much to solve the terseness issue in our current example, but to think
about higher-level AOP abstractions. It bothers me that we talk about
Security as an aspect (for example), then turn around and write PCDs
that reference specific join points in specific classes, methods, etc.
in our applications. We're mixing levels of abstraction and that causes
many of the practical issues people wrestle with, IMHO.

Of course, the recent work on interface-based AOP is a huge step
forward. I think it would help us a lot to be able to write our PCDs and
maybe the AO interfaces themselves in appropriate DSLs, if not DSLs for
the concern domains (e.g., security), then at least a DSL that's more
natural for "cross-cutting concerns", in general.

>> -----Original Message-----
>> From: aspectj-users-bounces@xxxxxxxxxxx
>> [mailto: aspectj-users-bounces@xxxxxxxxxxx] On Behalf Of Ron Bodkin
>> Sent: Thursday, April 20, 2006 2:46 PM
>> To: aspectj-users@xxxxxxxxxxx
>> Subject: RE: "Humane Pointcut Languages" [Was: Re:
>> [aspectj-users] AW:Pointcuton a constructor with a custom @Annotation]
>> I agree completely. I've often said that AspectJ's pointcuts
>> and type patterns need a long form, rather like xpath has a
>> long, functional style one in addition to its dense, compact,
>> and cryptic version, e.g., //title is short for
>> /self::node()/descendant-or-self::node()/child::title (in a
>> simple case, the short form is clearer, unsurprisingly!)
>> I could see a more functional non-positional syntax, e.g.,
>> signature annotatedConstructor : member-annotation(@MyAnnotation) &&

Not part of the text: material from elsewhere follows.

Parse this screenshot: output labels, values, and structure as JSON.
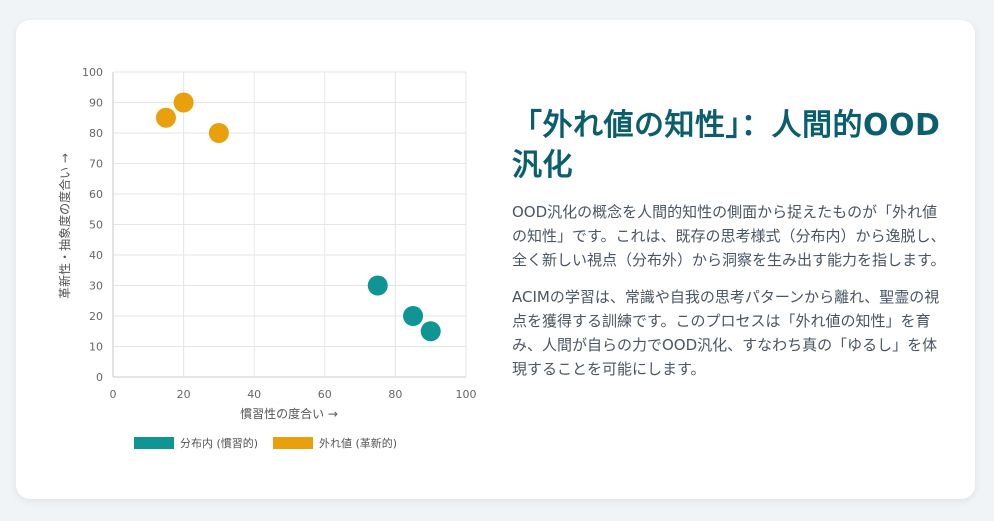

>> static-type(*) && method-name(new) && static-arguments(..);
>> pointcut callAnnotated() : call(annotatedConstructor);
>> -----Original Message-----

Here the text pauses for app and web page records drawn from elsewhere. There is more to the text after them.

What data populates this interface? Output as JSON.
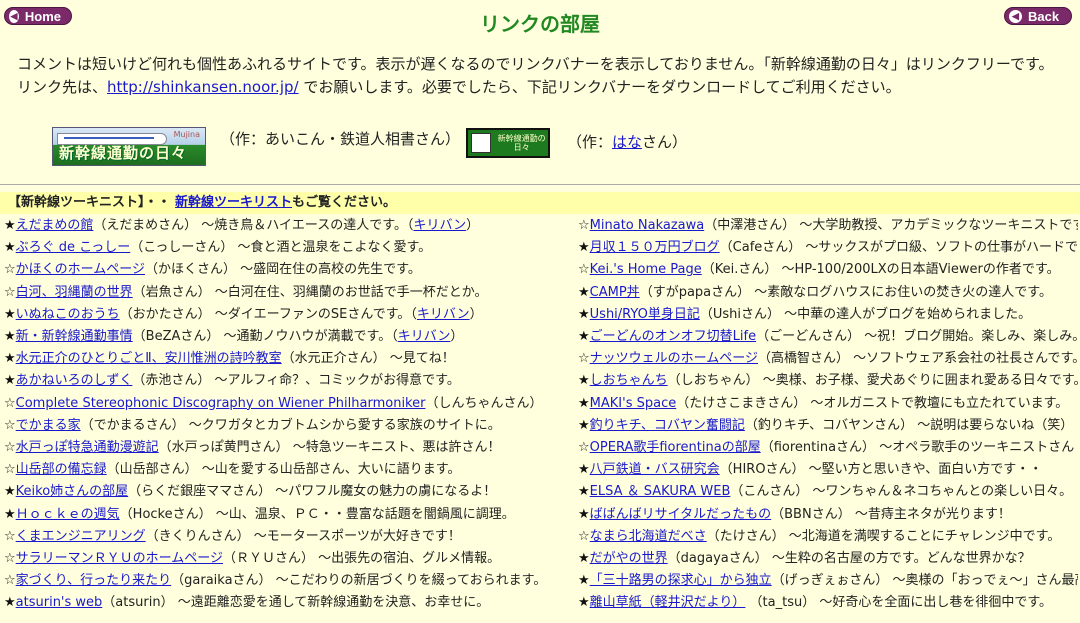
{
  "nav": {
    "home_label": "Home",
    "back_label": "Back"
  },
  "page_title": "リンクの部屋",
  "intro": {
    "line1": "コメントは短いけど何れも個性あふれるサイトです。表示が遅くなるのでリンクバナーを表示しておりません。「新幹線通勤の日々」はリンクフリーです。",
    "line2_prefix": "リンク先は、",
    "url": "http://shinkansen.noor.jp/",
    "line2_suffix": " でお願いします。必要でしたら、下記リンクバナーをダウンロードしてご利用ください。"
  },
  "banners": {
    "banner1_text": "新幹線通勤の日々",
    "banner1_mark": "Mujina",
    "credit1": "（作：あいこん・鉄道人相書さん）",
    "banner2_text": "新幹線通勤の日々",
    "credit2_prefix": "（作：",
    "credit2_link": "はな",
    "credit2_suffix": "さん）"
  },
  "section": {
    "head_prefix": "【新幹線ツーキニスト】・・ ",
    "head_link": "新幹線ツーキリスト",
    "head_suffix": "もご覧ください。"
  },
  "left_items": [
    {
      "star": "★",
      "link": "えだまめの館",
      "desc": "（えだまめさん） ～焼き鳥＆ハイエースの達人です。（",
      "link2": "キリバン",
      "tail": "）"
    },
    {
      "star": "★",
      "link": "ぶろぐ de こっしー",
      "desc": "（こっしーさん） ～食と酒と温泉をこよなく愛す。",
      "link2": "",
      "tail": ""
    },
    {
      "star": "☆",
      "link": "かほくのホームページ",
      "desc": "（かほくさん） ～盛岡在住の高校の先生です。",
      "link2": "",
      "tail": ""
    },
    {
      "star": "☆",
      "link": "白河、羽縄蘭の世界",
      "desc": "（岩魚さん） ～白河在住、羽縄蘭のお世話で手一杯だとか。",
      "link2": "",
      "tail": ""
    },
    {
      "star": "★",
      "link": "いぬねこのおうち",
      "desc": "（おかたさん） ～ダイエーファンのSEさんです。（",
      "link2": "キリバン",
      "tail": "）"
    },
    {
      "star": "★",
      "link": "新・新幹線通勤事情",
      "desc": "（BeZAさん） ～通勤ノウハウが満載です。（",
      "link2": "キリバン",
      "tail": "）"
    },
    {
      "star": "★",
      "link": "水元正介のひとりごとⅡ、安川惟洲の詩吟教室",
      "desc": "（水元正介さん） ～見てね！",
      "link2": "",
      "tail": ""
    },
    {
      "star": "★",
      "link": "あかねいろのしずく",
      "desc": "（赤池さん） ～アルフィ命？、コミックがお得意です。",
      "link2": "",
      "tail": ""
    },
    {
      "star": "☆",
      "link": "Complete Stereophonic Discography on Wiener Philharmoniker",
      "desc": "（しんちゃんさん）",
      "link2": "",
      "tail": ""
    },
    {
      "star": "☆",
      "link": "でかまる家",
      "desc": "（でかまるさん） ～クワガタとカブトムシから愛する家族のサイトに。",
      "link2": "",
      "tail": ""
    },
    {
      "star": "☆",
      "link": "水戸っぽ特急通勤漫遊記",
      "desc": "（水戸っぽ黄門さん） ～特急ツーキニスト、悪は許さん！",
      "link2": "",
      "tail": ""
    },
    {
      "star": "☆",
      "link": "山岳部の備忘録",
      "desc": "（山岳部さん） ～山を愛する山岳部さん、大いに語ります。",
      "link2": "",
      "tail": ""
    },
    {
      "star": "★",
      "link": "Keiko姉さんの部屋",
      "desc": "（らくだ銀座ママさん） ～パワフル魔女の魅力の虜になるよ！",
      "link2": "",
      "tail": ""
    },
    {
      "star": "★",
      "link": "Ｈｏｃｋｅの週気",
      "desc": "（Hockeさん） ～山、温泉、ＰＣ・・豊富な話題を闇鍋風に調理。",
      "link2": "",
      "tail": ""
    },
    {
      "star": "☆",
      "link": "くまエンジニアリング",
      "desc": "（きくりんさん） ～モータースポーツが大好きです！",
      "link2": "",
      "tail": ""
    },
    {
      "star": "☆",
      "link": "サラリーマンＲＹＵのホームページ",
      "desc": "（ＲＹＵさん） ～出張先の宿泊、グルメ情報。",
      "link2": "",
      "tail": ""
    },
    {
      "star": "☆",
      "link": "家づくり、行ったり来たり",
      "desc": "（garaikaさん） ～こだわりの新居づくりを綴っておられます。",
      "link2": "",
      "tail": ""
    },
    {
      "star": "★",
      "link": "atsurin's web",
      "desc": "（atsurin） ～遠距離恋愛を通して新幹線通勤を決意、お幸せに。",
      "link2": "",
      "tail": ""
    }
  ],
  "right_items": [
    {
      "star": "☆",
      "link": "Minato Nakazawa",
      "desc": "（中澤港さん） ～大学助教授、アカデミックなツーキニストです。"
    },
    {
      "star": "★",
      "link": "月収１５０万円ブログ",
      "desc": "（Cafeさん） ～サックスがプロ級、ソフトの仕事がハードです。"
    },
    {
      "star": "☆",
      "link": "Kei.'s Home Page",
      "desc": "（Kei.さん） ～HP-100/200LXの日本語Viewerの作者です。"
    },
    {
      "star": "★",
      "link": "CAMP丼",
      "desc": "（すがpapaさん） ～素敵なログハウスにお住いの焚き火の達人です。"
    },
    {
      "star": "★",
      "link": "Ushi/RYO単身日記",
      "desc": "（Ushiさん） ～中華の達人がブログを始められました。"
    },
    {
      "star": "★",
      "link": "ごーどんのオンオフ切替Life",
      "desc": "（ごーどんさん） ～祝！ブログ開始。楽しみ、楽しみ。"
    },
    {
      "star": "☆",
      "link": "ナッツウェルのホームページ",
      "desc": "（高橋智さん） ～ソフトウェア系会社の社長さんです。"
    },
    {
      "star": "★",
      "link": "しおちゃんち",
      "desc": "（しおちゃん） ～奥様、お子様、愛犬あぐりに囲まれ愛ある日々です。"
    },
    {
      "star": "★",
      "link": "MAKI's Space",
      "desc": "（たけさこまきさん） ～オルガニストで教壇にも立たれています。"
    },
    {
      "star": "★",
      "link": "釣りキチ、コバヤン奮闘記",
      "desc": "（釣りキチ、コバヤンさん） ～説明は要らないね（笑）"
    },
    {
      "star": "☆",
      "link": "OPERA歌手fiorentinaの部屋",
      "desc": "（fiorentinaさん） ～オペラ歌手のツーキニストさん"
    },
    {
      "star": "★",
      "link": "八戸鉄道・バス研究会",
      "desc": "（HIROさん） ～堅い方と思いきや、面白い方です・・"
    },
    {
      "star": "★",
      "link": "ELSA ＆ SAKURA WEB",
      "desc": "（こんさん） ～ワンちゃん＆ネコちゃんとの楽しい日々。"
    },
    {
      "star": "★",
      "link": "ばばんばリサイタルだったもの",
      "desc": "（BBNさん） ～昔痔主ネタが光ります！"
    },
    {
      "star": "☆",
      "link": "なまら北海道だべさ",
      "desc": "（たけさん） ～北海道を満喫することにチャレンジ中です。"
    },
    {
      "star": "★",
      "link": "だがやの世界",
      "desc": "（dagayaさん） ～生粋の名古屋の方です。どんな世界かな？"
    },
    {
      "star": "★",
      "link": "「三十路男の探求心」から独立",
      "desc": "（げっぎぇぉさん） ～奥様の「おっでぇ～」さん最高！"
    },
    {
      "star": "★",
      "link": "離山草紙（軽井沢だより）",
      "desc": " （ta_tsu） ～好奇心を全面に出し巷を徘徊中です。"
    }
  ]
}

>> From: aspectj-users-bounces@xxxxxxxxxxx
>> [mailto:aspectj-users-bounces@xxxxxxxxxxx] On Behalf Of Dean Wampler
>> Sent: Thursday, April 20, 2006 2:04 PM
>> To: aspectj-users@xxxxxxxxxxx
>> Subject: "Humane Pointcut Languages" [Was: Re: [aspectj-users] AW:
>> Pointcuton a constructor with a custom @Annotation]
>> Ron Bodkin wrote:
>>> Dean, I think you mean call( @MyAnnotation *.new(..) ) (or just
>>> call(@MyAnnotation new(..))), since there's no return type for a
>>> constructor.
>>> ...
>> Yes, I forgot about the extra "*" for the (invalid) return
>> type that was in the _expression_. Need to get my glasses
>> checked, I guess ;)
>> I've made mistakes like this occasionally in my own PC
>> definitions (PCDs). The PCD language is very "dense" and
>> requires careful inspection of any PC. Given a lot of recent
>> discussion in the bloggosphere about "humane interfaces"
>> (e.g.,
>> http://www.martinfowler.com/bliki/HumaneInterface.html ), it
>> would be interesting to consider a more verbose & humane PC
>> language for AspectJ that could be used with the existing
>> language. When you consider that a typical PCD, like most
>> code, is written once and potential read many times, I would
>> certainly use a more verbose language if it were available.
>> For example, Perl has more human-readable equivalents to its
>> many cryptic "$..." variables. What if AspectJ's PC language
>> had special symbols like the following:
>> $any_return       => "*" used for the return type
>> $any_arg           => "*" for any single method argument
>> $any_arglist       => ".."
>> etc.
>> Just a thought...
>> dean
>> _______________________________________________

aspectj-users mailing list